09 August 2013
A new report from the IPPR calls for the number of graduates working in early years to be doubled and for better training in early years practice for Ofsted inspectors.
Twice as many graduates needed
England has one early years graduate to 96 children in day care. Only 15% of England’s early years workforce have a degree level qualification, compared to 60% in Denmark and 80% in New Zealand. The IPPR report concludes that more than 12,000 new graduates are needed to work in early years in England.
The report argues that the Graduate Leaders Fund, scrapped in 2011, should be reinstated because it was highly effective in boosting the number of graduates in nurseries and child-minders.
The report also shows that more graduates would be highly cost effective. New IPPR modelling shows that by introducing two graduates into a centre, ratios could be relaxed and more children could be taken on, generating revenues of up to £88,880 a year. This money could then be invested in further training and development or used to bring down costs for parents.
School Inspectors should be better trained in early years practice
The IPPR also claim that Ofsted is failing to judge the quality of care given by nurseries and childminders to a sufficiently satisfactory standard.

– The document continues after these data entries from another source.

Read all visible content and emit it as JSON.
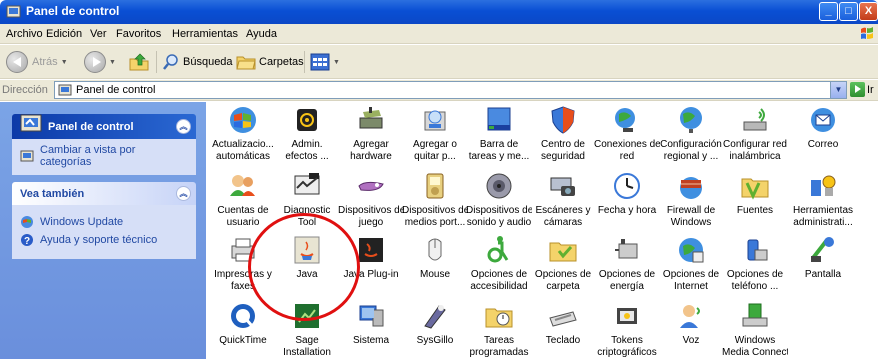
{
  "window": {
    "title": "Panel de control",
    "controls": {
      "minimize": "_",
      "maximize": "□",
      "close": "X"
    }
  },
  "menu": {
    "items": [
      "Archivo",
      "Edición",
      "Ver",
      "Favoritos",
      "Herramientas",
      "Ayuda"
    ]
  },
  "toolbar": {
    "back_label": "Atrás",
    "search_label": "Búsqueda",
    "folders_label": "Carpetas"
  },
  "address": {
    "label": "Dirección",
    "value": "Panel de control",
    "go_label": "Ir"
  },
  "sidebar": {
    "panel_title": "Panel de control",
    "switch_view": "Cambiar a vista por categorías",
    "see_also_title": "Vea también",
    "links": [
      "Windows Update",
      "Ayuda y soporte técnico"
    ]
  },
  "items": [
    {
      "line1": "Actualizacio...",
      "line2": "automáticas",
      "icon": "automatic-updates-icon"
    },
    {
      "line1": "Admin.",
      "line2": "efectos ...",
      "icon": "audio-effects-icon"
    },
    {
      "line1": "Agregar",
      "line2": "hardware",
      "icon": "add-hardware-icon"
    },
    {
      "line1": "Agregar o",
      "line2": "quitar p...",
      "icon": "add-remove-programs-icon"
    },
    {
      "line1": "Barra de",
      "line2": "tareas y me...",
      "icon": "taskbar-icon"
    },
    {
      "line1": "Centro de",
      "line2": "seguridad",
      "icon": "security-center-icon"
    },
    {
      "line1": "Conexiones de",
      "line2": "red",
      "icon": "network-connections-icon"
    },
    {
      "line1": "Configuración",
      "line2": "regional y ...",
      "icon": "regional-settings-icon"
    },
    {
      "line1": "Configurar red",
      "line2": "inalámbrica",
      "icon": "wireless-network-icon"
    },
    {
      "line1": "Correo",
      "line2": "",
      "icon": "mail-icon"
    },
    {
      "line1": "Cuentas de",
      "line2": "usuario",
      "icon": "user-accounts-icon"
    },
    {
      "line1": "Diagnostic",
      "line2": "Tool",
      "icon": "diagnostic-tool-icon"
    },
    {
      "line1": "Dispositivos de",
      "line2": "juego",
      "icon": "game-controllers-icon"
    },
    {
      "line1": "Dispositivos de",
      "line2": "medios port...",
      "icon": "portable-media-icon"
    },
    {
      "line1": "Dispositivos de",
      "line2": "sonido y audio",
      "icon": "sound-audio-icon"
    },
    {
      "line1": "Escáneres y",
      "line2": "cámaras",
      "icon": "scanners-cameras-icon"
    },
    {
      "line1": "Fecha y hora",
      "line2": "",
      "icon": "date-time-icon"
    },
    {
      "line1": "Firewall de",
      "line2": "Windows",
      "icon": "firewall-icon"
    },
    {
      "line1": "Fuentes",
      "line2": "",
      "icon": "fonts-folder-icon"
    },
    {
      "line1": "Herramientas",
      "line2": "administrati...",
      "icon": "admin-tools-icon"
    },
    {
      "line1": "Impresoras y",
      "line2": "faxes",
      "icon": "printers-faxes-icon"
    },
    {
      "line1": "Java",
      "line2": "",
      "icon": "java-icon"
    },
    {
      "line1": "Java Plug-in",
      "line2": "",
      "icon": "java-plugin-icon"
    },
    {
      "line1": "Mouse",
      "line2": "",
      "icon": "mouse-icon"
    },
    {
      "line1": "Opciones de",
      "line2": "accesibilidad",
      "icon": "accessibility-icon"
    },
    {
      "line1": "Opciones de",
      "line2": "carpeta",
      "icon": "folder-options-icon"
    },
    {
      "line1": "Opciones de",
      "line2": "energía",
      "icon": "power-options-icon"
    },
    {
      "line1": "Opciones de",
      "line2": "Internet",
      "icon": "internet-options-icon"
    },
    {
      "line1": "Opciones de",
      "line2": "teléfono ...",
      "icon": "phone-modem-icon"
    },
    {
      "line1": "Pantalla",
      "line2": "",
      "icon": "display-icon"
    },
    {
      "line1": "QuickTime",
      "line2": "",
      "icon": "quicktime-icon"
    },
    {
      "line1": "Sage",
      "line2": "Installation",
      "icon": "sage-installation-icon"
    },
    {
      "line1": "Sistema",
      "line2": "",
      "icon": "system-icon"
    },
    {
      "line1": "SysGillo",
      "line2": "",
      "icon": "sysgillo-icon"
    },
    {
      "line1": "Tareas",
      "line2": "programadas",
      "icon": "scheduled-tasks-icon"
    },
    {
      "line1": "Teclado",
      "line2": "",
      "icon": "keyboard-icon"
    },
    {
      "line1": "Tokens",
      "line2": "criptográficos",
      "icon": "crypto-tokens-icon"
    },
    {
      "line1": "Voz",
      "line2": "",
      "icon": "speech-icon"
    },
    {
      "line1": "Windows",
      "line2": "Media Connect",
      "icon": "media-connect-icon"
    }
  ]
}
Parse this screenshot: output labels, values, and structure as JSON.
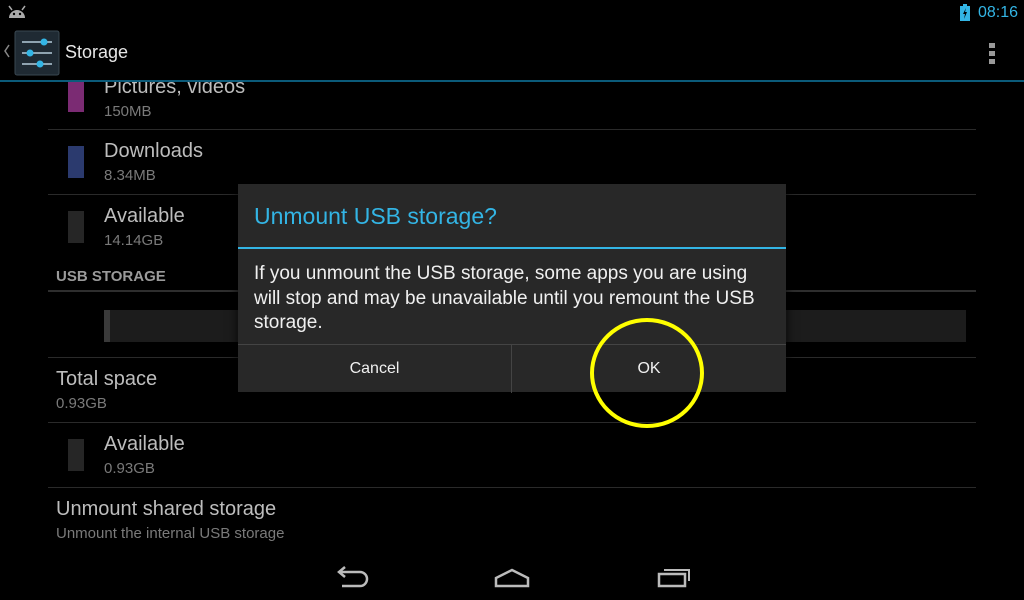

The report argues that Ofsted ratings do not provide an accurate assessment of the care given to England’s youngest children. Centres graded as ‘outstanding’ by Ofsted often receive the lowest scores on scales designed specifically for infants and toddlers. The Government plans to end all assessments by Local Authorities and make Ofsted the only judge of quality.
‘Good’ and ‘Outstanding’ scores are often viewed as indications that no further improvements are needed and so the level of quality could remain unchanged until children leave at the age of 5. Those rated ‘outstanding’ will be left for 4 years before any further inspections take place.
There are almost a quarter of a million (224,462) 3 and 4 year olds currently receiving their free early years childcare in centres that are graded as ‘Inadequate’ or ‘Requiring improvement’ by Ofsted.
The report shows that some inspectors do not have enough understanding of early years care which is required by children under the age of five. The report also argues that younger children require different approaches to learning and development and says that ‘schoolification’ should be avoided.
The report calls for changes to be made to Ofsted’s scoring system, incorporating elements of the best measures which include the needs of infants and toddlers. The report argues for Ofsted inspectors to be better trained in early years practice, specifically for the youngest children.